----- Data provided
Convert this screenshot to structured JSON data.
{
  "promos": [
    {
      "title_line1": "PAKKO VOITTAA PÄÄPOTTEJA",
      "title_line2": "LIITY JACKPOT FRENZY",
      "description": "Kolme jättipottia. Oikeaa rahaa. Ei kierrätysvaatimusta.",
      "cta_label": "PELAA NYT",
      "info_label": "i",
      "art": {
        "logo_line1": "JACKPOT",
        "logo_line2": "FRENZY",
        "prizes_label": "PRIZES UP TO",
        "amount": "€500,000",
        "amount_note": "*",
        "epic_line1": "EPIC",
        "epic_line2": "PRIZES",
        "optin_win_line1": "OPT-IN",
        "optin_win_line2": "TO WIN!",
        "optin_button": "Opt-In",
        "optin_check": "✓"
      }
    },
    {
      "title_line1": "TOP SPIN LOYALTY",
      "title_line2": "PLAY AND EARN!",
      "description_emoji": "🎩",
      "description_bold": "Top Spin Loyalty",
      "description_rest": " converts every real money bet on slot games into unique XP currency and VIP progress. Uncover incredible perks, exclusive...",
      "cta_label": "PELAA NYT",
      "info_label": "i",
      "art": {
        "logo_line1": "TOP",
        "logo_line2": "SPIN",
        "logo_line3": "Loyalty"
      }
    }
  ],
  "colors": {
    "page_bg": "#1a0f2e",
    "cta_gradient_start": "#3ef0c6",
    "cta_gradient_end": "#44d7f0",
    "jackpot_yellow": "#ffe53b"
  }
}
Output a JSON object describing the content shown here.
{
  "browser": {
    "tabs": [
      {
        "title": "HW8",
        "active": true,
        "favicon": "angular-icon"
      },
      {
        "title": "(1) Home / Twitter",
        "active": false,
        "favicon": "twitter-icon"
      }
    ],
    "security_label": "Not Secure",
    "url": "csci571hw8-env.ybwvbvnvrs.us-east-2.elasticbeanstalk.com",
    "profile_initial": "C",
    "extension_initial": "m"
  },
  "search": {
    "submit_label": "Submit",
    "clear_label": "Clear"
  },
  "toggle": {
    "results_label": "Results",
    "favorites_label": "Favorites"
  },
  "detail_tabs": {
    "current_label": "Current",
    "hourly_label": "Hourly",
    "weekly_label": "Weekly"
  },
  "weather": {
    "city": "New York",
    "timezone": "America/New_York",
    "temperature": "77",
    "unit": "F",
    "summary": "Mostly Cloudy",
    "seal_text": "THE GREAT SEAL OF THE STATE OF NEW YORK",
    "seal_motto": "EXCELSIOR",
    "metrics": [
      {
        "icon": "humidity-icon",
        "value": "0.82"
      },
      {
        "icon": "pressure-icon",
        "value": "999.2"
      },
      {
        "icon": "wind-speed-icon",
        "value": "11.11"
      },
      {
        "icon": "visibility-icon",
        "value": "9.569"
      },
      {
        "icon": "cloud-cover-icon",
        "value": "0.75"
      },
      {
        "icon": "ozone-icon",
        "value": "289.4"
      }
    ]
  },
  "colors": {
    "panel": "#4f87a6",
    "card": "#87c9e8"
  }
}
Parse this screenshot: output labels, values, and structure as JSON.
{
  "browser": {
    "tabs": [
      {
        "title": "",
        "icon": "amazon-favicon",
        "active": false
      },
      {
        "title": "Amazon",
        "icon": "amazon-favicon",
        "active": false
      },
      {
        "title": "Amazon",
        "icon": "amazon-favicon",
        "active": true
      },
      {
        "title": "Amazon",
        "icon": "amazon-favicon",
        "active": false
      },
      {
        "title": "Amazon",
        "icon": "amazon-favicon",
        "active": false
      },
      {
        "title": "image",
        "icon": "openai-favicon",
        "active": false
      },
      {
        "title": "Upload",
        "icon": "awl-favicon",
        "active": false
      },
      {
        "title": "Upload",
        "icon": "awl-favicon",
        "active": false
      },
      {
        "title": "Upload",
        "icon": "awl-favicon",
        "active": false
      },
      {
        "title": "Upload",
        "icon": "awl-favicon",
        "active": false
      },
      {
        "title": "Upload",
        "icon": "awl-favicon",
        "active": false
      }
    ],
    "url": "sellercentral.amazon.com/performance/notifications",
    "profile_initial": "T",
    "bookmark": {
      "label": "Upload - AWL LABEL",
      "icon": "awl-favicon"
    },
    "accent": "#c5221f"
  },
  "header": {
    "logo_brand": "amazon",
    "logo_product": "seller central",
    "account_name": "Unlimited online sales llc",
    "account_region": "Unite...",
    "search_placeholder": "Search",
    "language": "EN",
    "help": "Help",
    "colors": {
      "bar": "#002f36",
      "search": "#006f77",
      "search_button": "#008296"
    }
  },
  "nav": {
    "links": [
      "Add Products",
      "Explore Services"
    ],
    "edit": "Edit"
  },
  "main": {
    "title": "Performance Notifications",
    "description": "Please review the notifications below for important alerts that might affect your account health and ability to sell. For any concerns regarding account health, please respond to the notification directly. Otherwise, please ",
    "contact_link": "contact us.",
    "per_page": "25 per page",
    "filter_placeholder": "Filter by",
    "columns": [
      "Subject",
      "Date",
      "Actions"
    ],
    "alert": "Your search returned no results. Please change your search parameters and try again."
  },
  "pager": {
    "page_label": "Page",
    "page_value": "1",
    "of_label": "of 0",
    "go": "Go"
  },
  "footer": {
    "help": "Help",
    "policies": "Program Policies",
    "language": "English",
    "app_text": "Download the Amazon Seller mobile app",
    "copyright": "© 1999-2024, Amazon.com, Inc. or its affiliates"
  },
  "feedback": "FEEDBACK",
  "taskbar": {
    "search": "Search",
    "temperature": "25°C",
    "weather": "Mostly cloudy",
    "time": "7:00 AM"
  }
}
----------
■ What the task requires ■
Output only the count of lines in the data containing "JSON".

■ Solution to the exercise ■
3